Long ago, I sat with 30 colleagues chosen to participate in “open conversation” training.
An external corporate communications expert had been retained to make presentations, moderate discussions, and empower attendees to speak freely about ideas that could improve employee morale and stimulate creative problem-solving.
For two very full days, we listened to short lectures and met in working groups, slowly warming to the idea that our employing organization actually wanted us to talk openly about the challenges we perceived—and propose possible solutions. In the final four hours, the conversation began to richly hum. The moderator moved from group to group, encouraging us to listen attentively to each other, speak clearly, and search for action steps.
Hearts began appearing on my colleagues’ sleeves: some of what was shared was painful, honest, raw. Even while telling difficult workplace stories, there was an unmistakable sense of hope and promise in the room.
“We oscillate between the church that is and the one we’re willing to describe.”
The final scheduled event was to be a sharing circle in which each participant identified some experience or truth they had learned.
Dazzled by two days of seeming safety, we never saw it coming. When the first person to whom the microphone was handed said, “Well, I just feel very fortunate to work in an organization that doesn’t have the kind of problems other companies do,” the hope, the light began to fade. One by one, participants surrendered to the growing expectation that only sweetly positive things could be shared. Gone were the difficult anecdotes of feeling marginalized or undervalued—the candid stories inhaled like fresh oxygen by those not used to corporate honesty.
When it came my turn to talk, I mumbled something platitudinous about the value of listening to each other, and quickly passed the microphone along.
I had been closely watching the moderator as the microphone progressed around the circle—and as the conversation regressed to earlier levels. She seemed more sad with each dull speech: it looked as though she was sinking into the floor, anticipating the failure of her efforts.
When at last the microphone reached her, she looked searchingly at each face in turn, and then said somber words: “I hope you remember your pain. Have a good afternoon.”
We were dismissed. More important, we missed a rare opportunity for honest conversation in our workplace.
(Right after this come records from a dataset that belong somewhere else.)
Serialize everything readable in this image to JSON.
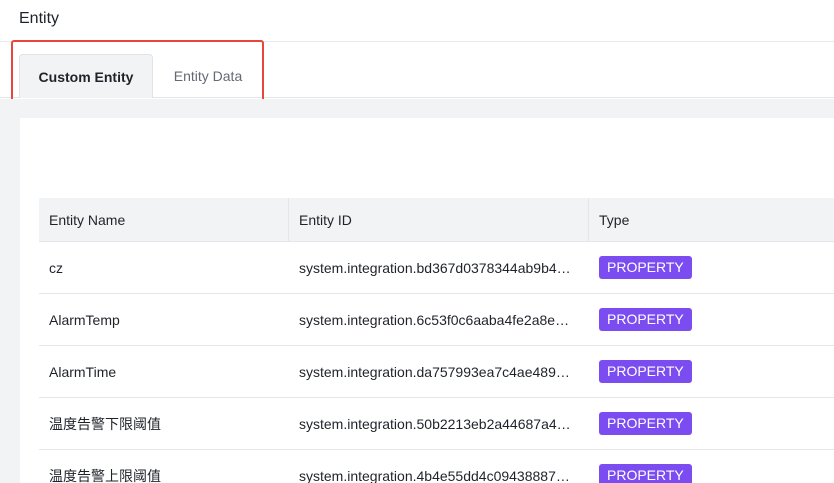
{
  "page": {
    "title": "Entity"
  },
  "tabs": [
    {
      "label": "Custom Entity",
      "active": true
    },
    {
      "label": "Entity Data",
      "active": false
    }
  ],
  "table": {
    "headers": [
      "Entity Name",
      "Entity ID",
      "Type"
    ],
    "rows": [
      {
        "name": "cz",
        "id": "system.integration.bd367d0378344ab9b4…",
        "type": "PROPERTY"
      },
      {
        "name": "AlarmTemp",
        "id": "system.integration.6c53f0c6aaba4fe2a8e…",
        "type": "PROPERTY"
      },
      {
        "name": "AlarmTime",
        "id": "system.integration.da757993ea7c4ae489…",
        "type": "PROPERTY"
      },
      {
        "name": "温度告警下限阈值",
        "id": "system.integration.50b2213eb2a44687a4…",
        "type": "PROPERTY"
      },
      {
        "name": "温度告警上限阈值",
        "id": "system.integration.4b4e55dd4c09438887…",
        "type": "PROPERTY"
      }
    ]
  },
  "colors": {
    "badge": "#7b4df1",
    "highlight_box": "#e8453c"
  }
}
Creativity slid back between the covers of the three-ring binders. Candor sensed the atmosphere was not as safe as seemed, and camped beneath a chilly rainspout.
If that had been my only such sorrow, I wouldn’t be writing these words. But in a thousand church board meetings, in living rooms, in drear committee boardrooms, we oscillate between the church that is and the one we’re willing to describe.
Each time we skip the chance for careful and constructive candor, we illustrate our actual theology: The Holy Spirit may not move except at our direction. The preservation of our “corporate image”—our preferred way of seeing ourselves and our organizations—takes precedence over the Spirit’s call to listen attentively to each other, speak clearly, and search for action steps.
For a movement grounded—founded—on reform, this is a curious and unhistorical phenomenon. The first generations of Seventh-day Adventists spoke and wrote with a rigor their descendants now find troubling. The columns of this magazine in its first decade were alight with strong denunciations of slavery and the government that tolerated it, debates about the integrity of even such key church leaders as James and Ellen White, and biblical discussions about when the weekly Sabbath ought to begin—at sunset Friday, or at 6:00 p.m. No merit was attached to preserving a positive corporate image, for in fact, there was no structured organization yet. The underlying assumption in hundreds of clear-eyed, candid articles was that this journal and this movement would draw those unafraid to ask good questions, undismayed at discovering new answers, and undeterred in building a “more perfect union.”
We need—deserve—such clear, constructive candor in this fellowship today, even as we have become a complex, multi-layered, global movement. We owe each other thoughtful, prayerful honesty about our structures, policies, and practices.
Allegiance to the Spirit’s work will not let us do otherwise.